So what are some other places we can tell our business story?
Well, if you make a physical product, that’s one place to start.
One of my Story Winner posts last week came about because I happened to be looking at a bag of popcorn sitting on my kitchen counter as I was eating breakfast. I’m not sure who brought it home with them, but the bag had a shortened version of the company’s story, and it was enough to make me want to visit their website to learn more.
If I had picked this bag up at the store, that story would certainly have made the decision to buy much easier.
For products that need to be shipped, it’s another great opportunity.
The trick here, of course, is that you’re presumably telling your story to somebody who’s already made the decision to buy from you. Still, reinforcing it, even to existing customers, is good business. That slip of paper in the box could make the difference of somebody buying from you again. Or referring you to a friend or family member.
For those of us who don’t offer a physical product but a service, there are other opportunities.
If you’re a solopreneur, then the intro section of your LinkedIn profile is a great place to start. It allows 500 characters, which is about 100 words. Or if you have a business that’s bigger than just you, then you can take advantage of the Overview section of your company page, which allows about 2000 characters (roughly 400 words).
Take full advantage of both options to not just tell people what you do but also what the story of your business is and how it aligns with theirs.
Last but not least, in-person networking opportunities are a great place to tell our stories. But this works best if you have a very clear sense of it in advance. Taking the time to explore and build a strategy and maybe even write a loose script around our story goes a long way here.
Knowing our story well before we’re in a live situation keeps us from having to reinvent the wheel each time, and ensures that make a strong impression the first time around.

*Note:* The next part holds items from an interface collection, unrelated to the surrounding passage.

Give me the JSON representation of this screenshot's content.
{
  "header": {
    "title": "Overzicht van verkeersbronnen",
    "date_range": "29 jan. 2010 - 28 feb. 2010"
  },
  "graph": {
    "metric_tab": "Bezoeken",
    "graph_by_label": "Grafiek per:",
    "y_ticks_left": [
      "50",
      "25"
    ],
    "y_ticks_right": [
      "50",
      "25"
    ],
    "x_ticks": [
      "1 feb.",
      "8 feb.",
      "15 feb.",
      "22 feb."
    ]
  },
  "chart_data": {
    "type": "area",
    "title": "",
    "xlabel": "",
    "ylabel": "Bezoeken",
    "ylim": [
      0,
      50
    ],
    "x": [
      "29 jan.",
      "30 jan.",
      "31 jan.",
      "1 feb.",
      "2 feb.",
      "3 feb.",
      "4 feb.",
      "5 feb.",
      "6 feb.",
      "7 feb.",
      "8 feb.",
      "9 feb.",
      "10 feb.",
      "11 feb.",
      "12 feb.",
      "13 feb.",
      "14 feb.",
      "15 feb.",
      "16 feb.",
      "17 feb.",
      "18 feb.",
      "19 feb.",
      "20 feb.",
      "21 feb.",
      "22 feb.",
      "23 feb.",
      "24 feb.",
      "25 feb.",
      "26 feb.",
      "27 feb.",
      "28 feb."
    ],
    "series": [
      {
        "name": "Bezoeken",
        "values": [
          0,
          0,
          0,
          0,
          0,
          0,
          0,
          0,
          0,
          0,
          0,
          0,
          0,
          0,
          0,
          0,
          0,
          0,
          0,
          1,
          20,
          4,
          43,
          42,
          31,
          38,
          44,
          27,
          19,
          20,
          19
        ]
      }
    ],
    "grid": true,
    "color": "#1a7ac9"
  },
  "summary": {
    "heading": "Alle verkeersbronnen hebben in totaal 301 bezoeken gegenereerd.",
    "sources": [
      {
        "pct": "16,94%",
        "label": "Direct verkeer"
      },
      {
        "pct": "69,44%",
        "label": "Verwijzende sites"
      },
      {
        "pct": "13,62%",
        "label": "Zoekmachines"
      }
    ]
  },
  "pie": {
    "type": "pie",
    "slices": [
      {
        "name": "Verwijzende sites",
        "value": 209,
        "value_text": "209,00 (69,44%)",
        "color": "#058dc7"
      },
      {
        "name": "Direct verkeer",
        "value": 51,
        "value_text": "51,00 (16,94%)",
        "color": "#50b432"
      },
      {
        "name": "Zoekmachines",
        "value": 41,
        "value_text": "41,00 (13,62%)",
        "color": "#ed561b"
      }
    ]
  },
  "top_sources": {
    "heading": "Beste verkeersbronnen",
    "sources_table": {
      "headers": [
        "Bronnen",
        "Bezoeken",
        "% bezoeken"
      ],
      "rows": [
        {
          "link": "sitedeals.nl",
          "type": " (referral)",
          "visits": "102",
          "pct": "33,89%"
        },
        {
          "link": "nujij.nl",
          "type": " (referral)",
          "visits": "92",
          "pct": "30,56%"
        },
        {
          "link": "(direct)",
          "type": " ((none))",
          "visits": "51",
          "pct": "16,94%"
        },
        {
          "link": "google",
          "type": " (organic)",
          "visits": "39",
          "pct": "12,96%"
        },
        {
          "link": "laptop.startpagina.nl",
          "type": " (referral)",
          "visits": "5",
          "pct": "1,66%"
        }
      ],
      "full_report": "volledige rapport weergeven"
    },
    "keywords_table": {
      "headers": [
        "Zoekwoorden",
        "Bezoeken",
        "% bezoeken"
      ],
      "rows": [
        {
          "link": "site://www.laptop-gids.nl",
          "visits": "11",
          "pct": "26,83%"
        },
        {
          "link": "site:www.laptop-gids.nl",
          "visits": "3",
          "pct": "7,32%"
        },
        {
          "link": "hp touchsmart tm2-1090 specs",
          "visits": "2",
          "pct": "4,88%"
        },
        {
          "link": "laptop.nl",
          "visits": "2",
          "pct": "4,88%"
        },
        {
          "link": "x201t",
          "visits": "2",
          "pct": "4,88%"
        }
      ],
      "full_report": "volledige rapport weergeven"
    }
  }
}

What are some of the places your business tells its story? Share with us in the comments.